*ASSIGNMENT:* Could you reproduce all of the entries below without a single change?

*WORKING DATA:*
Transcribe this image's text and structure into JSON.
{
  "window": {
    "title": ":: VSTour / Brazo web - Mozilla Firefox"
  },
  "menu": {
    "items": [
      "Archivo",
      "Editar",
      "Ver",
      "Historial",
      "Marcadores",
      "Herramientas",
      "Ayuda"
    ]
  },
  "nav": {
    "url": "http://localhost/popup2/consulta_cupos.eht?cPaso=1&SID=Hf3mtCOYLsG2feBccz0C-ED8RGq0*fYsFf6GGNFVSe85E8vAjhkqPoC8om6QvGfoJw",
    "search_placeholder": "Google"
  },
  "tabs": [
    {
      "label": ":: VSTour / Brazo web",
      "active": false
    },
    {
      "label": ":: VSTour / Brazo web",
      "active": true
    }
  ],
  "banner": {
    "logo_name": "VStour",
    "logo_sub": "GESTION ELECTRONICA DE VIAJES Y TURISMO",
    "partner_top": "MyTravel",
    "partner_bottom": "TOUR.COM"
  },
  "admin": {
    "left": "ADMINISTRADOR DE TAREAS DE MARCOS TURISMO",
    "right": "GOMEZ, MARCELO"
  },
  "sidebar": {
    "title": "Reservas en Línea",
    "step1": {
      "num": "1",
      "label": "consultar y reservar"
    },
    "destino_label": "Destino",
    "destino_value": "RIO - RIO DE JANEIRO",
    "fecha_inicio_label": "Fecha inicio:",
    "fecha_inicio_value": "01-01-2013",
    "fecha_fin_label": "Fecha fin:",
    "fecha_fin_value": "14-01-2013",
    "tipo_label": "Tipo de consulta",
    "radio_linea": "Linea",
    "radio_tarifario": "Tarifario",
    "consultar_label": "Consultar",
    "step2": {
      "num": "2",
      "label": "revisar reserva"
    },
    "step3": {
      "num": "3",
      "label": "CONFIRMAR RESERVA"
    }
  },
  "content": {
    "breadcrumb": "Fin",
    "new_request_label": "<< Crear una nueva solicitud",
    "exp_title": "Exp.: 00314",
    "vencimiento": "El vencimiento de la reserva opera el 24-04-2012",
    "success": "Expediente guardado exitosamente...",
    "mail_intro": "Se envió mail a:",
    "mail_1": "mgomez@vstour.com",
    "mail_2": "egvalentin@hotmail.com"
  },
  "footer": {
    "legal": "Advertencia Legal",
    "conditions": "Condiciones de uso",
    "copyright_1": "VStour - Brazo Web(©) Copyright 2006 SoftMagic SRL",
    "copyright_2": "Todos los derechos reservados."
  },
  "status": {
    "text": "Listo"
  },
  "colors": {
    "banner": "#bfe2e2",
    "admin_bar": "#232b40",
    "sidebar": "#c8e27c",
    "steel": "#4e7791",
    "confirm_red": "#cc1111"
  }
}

*SOLUTION TO THIS TASK:*
Transcribe this image's text and structure into JSON.
{
  "window": {
    "title": ":: VSTour / Brazo web - Mozilla Firefox"
  },
  "menu": {
    "items": [
      "Archivo",
      "Editar",
      "Ver",
      "Historial",
      "Marcadores",
      "Herramientas",
      "Ayuda"
    ]
  },
  "nav": {
    "url": "http://localhost/popup2/consulta_cupos.eht?cPaso=1&SID=Hf3mtCOYLsG2feBccz0C-ED8RGq0*fYsFf6GGNFVSe85E8vAjhkqPoC8om6QvGfoJw",
    "search_placeholder": "Google"
  },
  "tabs": [
    {
      "label": ":: VSTour / Brazo web",
      "active": false
    },
    {
      "label": ":: VSTour / Brazo web",
      "active": true
    }
  ],
  "banner": {
    "logo_name": "VStour",
    "logo_sub": "GESTION ELECTRONICA DE VIAJES Y TURISMO",
    "partner_top": "MyTravel",
    "partner_bottom": "TOUR.COM"
  },
  "admin": {
    "left": "ADMINISTRADOR DE TAREAS DE MARCOS TURISMO",
    "right": "GOMEZ, MARCELO"
  },
  "sidebar": {
    "title": "Reservas en Línea",
    "step1": {
      "num": "1",
      "label": "consultar y reservar"
    },
    "destino_label": "Destino",
    "destino_value": "RIO - RIO DE JANEIRO",
    "fecha_inicio_label": "Fecha inicio:",
    "fecha_inicio_value": "01-01-2013",
    "fecha_fin_label": "Fecha fin:",
    "fecha_fin_value": "14-01-2013",
    "tipo_label": "Tipo de consulta",
    "radio_linea": "Linea",
    "radio_tarifario": "Tarifario",
    "consultar_label": "Consultar",
    "step2": {
      "num": "2",
      "label": "revisar reserva"
    },
    "step3": {
      "num": "3",
      "label": "CONFIRMAR RESERVA"
    }
  },
  "content": {
    "breadcrumb": "Fin",
    "new_request_label": "<< Crear una nueva solicitud",
    "exp_title": "Exp.: 00314",
    "vencimiento": "El vencimiento de la reserva opera el 24-04-2012",
    "success": "Expediente guardado exitosamente...",
    "mail_intro": "Se envió mail a:",
    "mail_1": "mgomez@vstour.com",
    "mail_2": "egvalentin@hotmail.com"
  },
  "footer": {
    "legal": "Advertencia Legal",
    "conditions": "Condiciones de uso",
    "copyright_1": "VStour - Brazo Web(©) Copyright 2006 SoftMagic SRL",
    "copyright_2": "Todos los derechos reservados."
  },
  "status": {
    "text": "Listo"
  },
  "colors": {
    "banner": "#bfe2e2",
    "admin_bar": "#232b40",
    "sidebar": "#c8e27c",
    "steel": "#4e7791",
    "confirm_red": "#cc1111"
  }
}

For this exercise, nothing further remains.